◆ TASK REQUIREMENTS
Provide only the number of lines in the records below that include "Прозоров".

◆ RECORDS SUPPLIED
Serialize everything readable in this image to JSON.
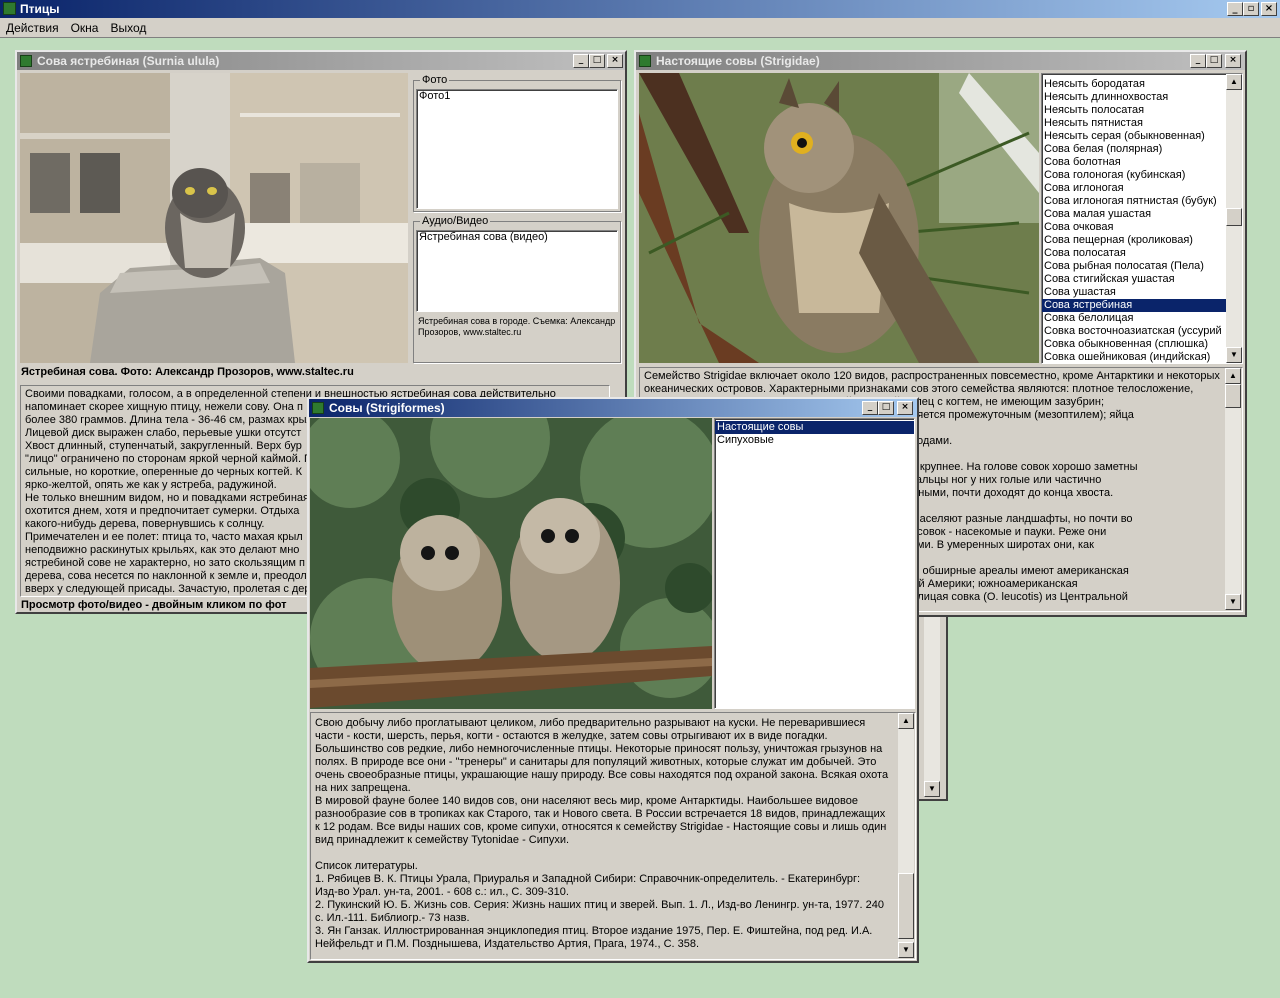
{
  "app": {
    "title": "Птицы"
  },
  "menu": [
    "Действия",
    "Окна",
    "Выход"
  ],
  "win1": {
    "title": "Сова ястребиная (Surnia ulula)",
    "photo_group": "Фото",
    "photo_items": [
      "Фото1"
    ],
    "av_group": "Аудио/Видео",
    "av_items": [
      "Ястребиная сова (видео)"
    ],
    "av_caption": "Ястребиная сова в городе. Съемка: Александр Прозоров, www.staltec.ru",
    "photo_caption": "Ястребиная сова. Фото: Александр Прозоров, www.staltec.ru",
    "description": "Своими повадками, голосом, а в определенной степени и внешностью ястребиная сова действительно\nнапоминает скорее хищную птицу, нежели сову. Она п\nболее 380 граммов. Длина тела - 36-46 см, размах крыл\nЛицевой диск выражен слабо, перьевые ушки отсутст\nХвост длинный, ступенчатый, закругленный. Верх бур\n\"лицо\" ограничено по сторонам яркой черной каймой. П\nсильные, но короткие, оперенные до черных когтей. К\nярко-желтой, опять же как у ястреба, радужиной.\nНе только внешним видом, но и повадками ястребиная\nохотится днем, хотя и предпочитает сумерки. Отдыха\nкакого-нибудь дерева, повернувшись к солнцу.\nПримечателен и ее полет: птица то, часто махая крыл\nнеподвижно раскинутых крыльях, как это делают мно\nястребиной сове не характерно, но зато скользящим п\nдерева, сова несется по наклонной к земле и, преодол\nвверх у следующей присады. Зачастую, пролетая с дер",
    "hint": "Просмотр фото/видео - двойным кликом по фот"
  },
  "win2": {
    "title": "Настоящие совы (Strigidae)",
    "list": [
      "Неясыть бородатая",
      "Неясыть длиннохвостая",
      "Неясыть полосатая",
      "Неясыть пятнистая",
      "Неясыть серая (обыкновенная)",
      "Сова белая (полярная)",
      "Сова болотная",
      "Сова голоногая (кубинская)",
      "Сова иглоногая",
      "Сова иглоногая пятнистая (бубук)",
      "Сова малая ушастая",
      "Сова очковая",
      "Сова пещерная (кроликовая)",
      "Сова полосатая",
      "Сова рыбная полосатая (Пела)",
      "Сова стигийская ушастая",
      "Сова ушастая",
      "Сова ястребиная",
      "Совка белолицая",
      "Совка восточноазиатская (уссурий",
      "Совка обыкновенная (сплюшка)",
      "Совка ошейниковая (индийская)"
    ],
    "selected": "Сова ястребиная",
    "description": "Семейство Strigidae включает около 120 видов, распространенных повсеместно, кроме Антарктики и некоторых\nокеанических островов. Характерными признаками сов этого семейства являются: плотное телосложение,\n                                                              ний, средний палец с когтем, не имеющим зазубрин;\n                                                              о развития сменяется промежуточным (мезоптилем); яйца\n\n                                                              одиннадцатью родами.\n\n                                                              оворца или чуть крупнее. На голове совок хорошо заметны\n                                                              ных филинов. Пальцы ног у них голые или частично\n                                                              а будучи сложенными, почти доходят до конца хвоста.\n\n                                                              руппа сов. Они населяют разные ландшафты, но почти во\n                                                              Основная пища совок - насекомые и пауки. Реже они\n                                                              ими позвоночными. В умеренных широтах они, как\n\n                                                              Из них наиболее обширные ареалы имеют американская\n                                                              й части Северной Америки; южноамериканская\n                                                              й Америки; белолицая совка (O. leucotis) из Центральной"
  },
  "win3": {
    "title": "Совы (Strigiformes)",
    "list": [
      "Настоящие совы",
      "Сипуховые"
    ],
    "selected": "Настоящие совы",
    "description": "Свою добычу либо проглатывают целиком, либо предварительно разрывают на куски. Не переварившиеся\nчасти - кости, шерсть, перья, когти - остаются в желудке, затем совы отрыгивают их в виде погадки.\nБольшинство сов редкие, либо немногочисленные птицы. Некоторые приносят пользу, уничтожая грызунов на\nполях. В природе все они - \"тренеры\" и санитары для популяций животных, которые служат им добычей. Это\nочень своеобразные птицы, украшающие нашу природу. Все совы находятся под охраной закона. Всякая охота\nна них запрещена.\nВ мировой фауне более 140 видов сов, они населяют весь мир, кроме Антарктиды. Наибольшее видовое\nразнообразие сов в тропиках как Старого, так и Нового света. В России встречается 18 видов, принадлежащих\nк 12 родам. Все виды наших сов, кроме сипухи, относятся к семейству Strigidae - Настоящие совы и лишь один\nвид принадлежит к семейству Tytonidae - Сипухи.\n\nСписок литературы.\n1. Рябицев В. К. Птицы Урала, Приуралья и Западной Сибири: Справочник-определитель. - Екатеринбург:\nИзд-во Урал. ун-та, 2001. - 608 с.: ил., С. 309-310.\n2. Пукинский Ю. Б. Жизнь сов. Серия: Жизнь наших птиц и зверей. Вып. 1. Л., Изд-во Ленингр. ун-та, 1977. 240\nс. Ил.-111. Библиогр.- 73 назв.\n3. Ян Ганзак. Иллюстрированная энциклопедия птиц. Второе издание 1975, Пер. Е. Фиштейна, под ред. И.А.\nНейфельдт и П.М. Позднышева, Издательство Артия, Прага, 1974., С. 358."
  },
  "icons": {
    "minimize": "minimize-icon",
    "maximize": "maximize-icon",
    "close": "close-icon",
    "scroll_up": "arrow-up-icon",
    "scroll_down": "arrow-down-icon"
  }
}
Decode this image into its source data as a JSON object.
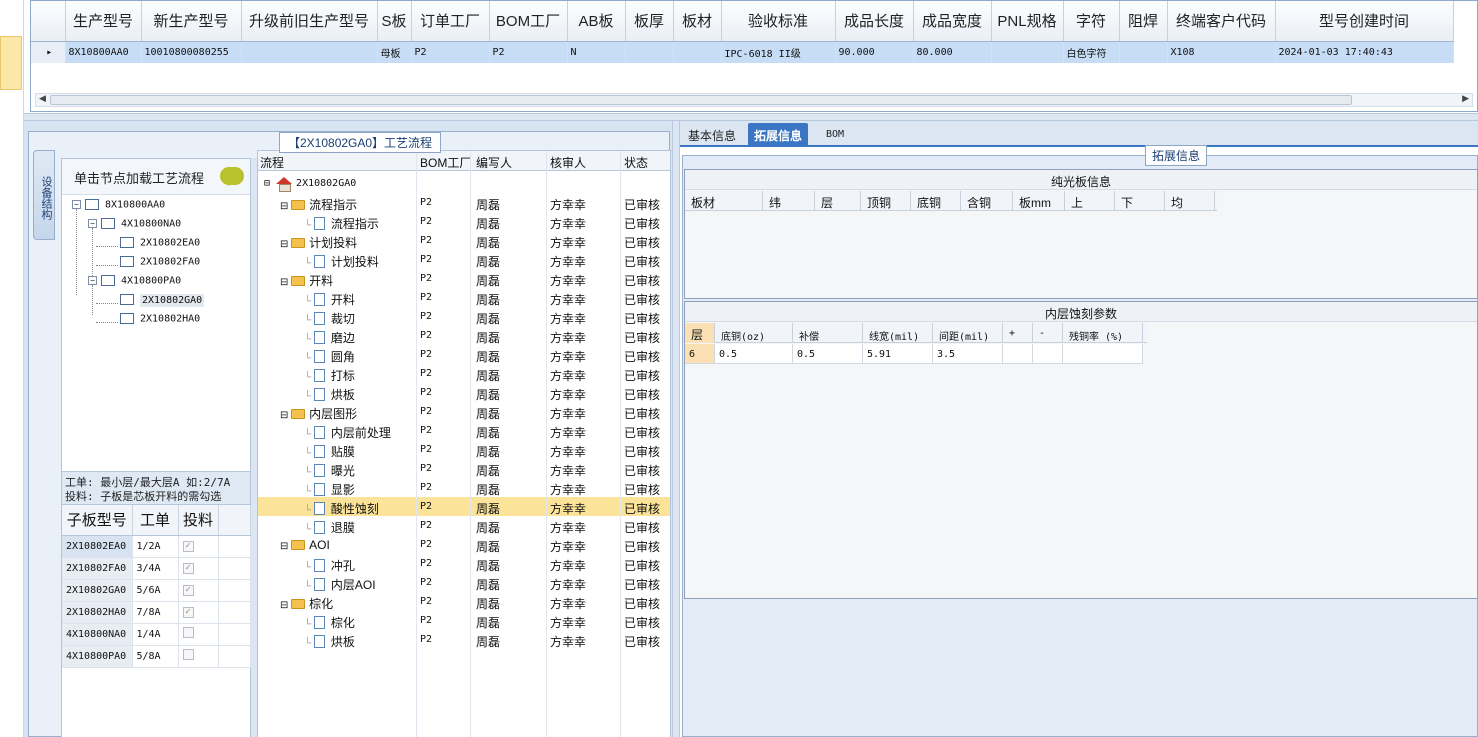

◆ WRITTEN RESPONSE
2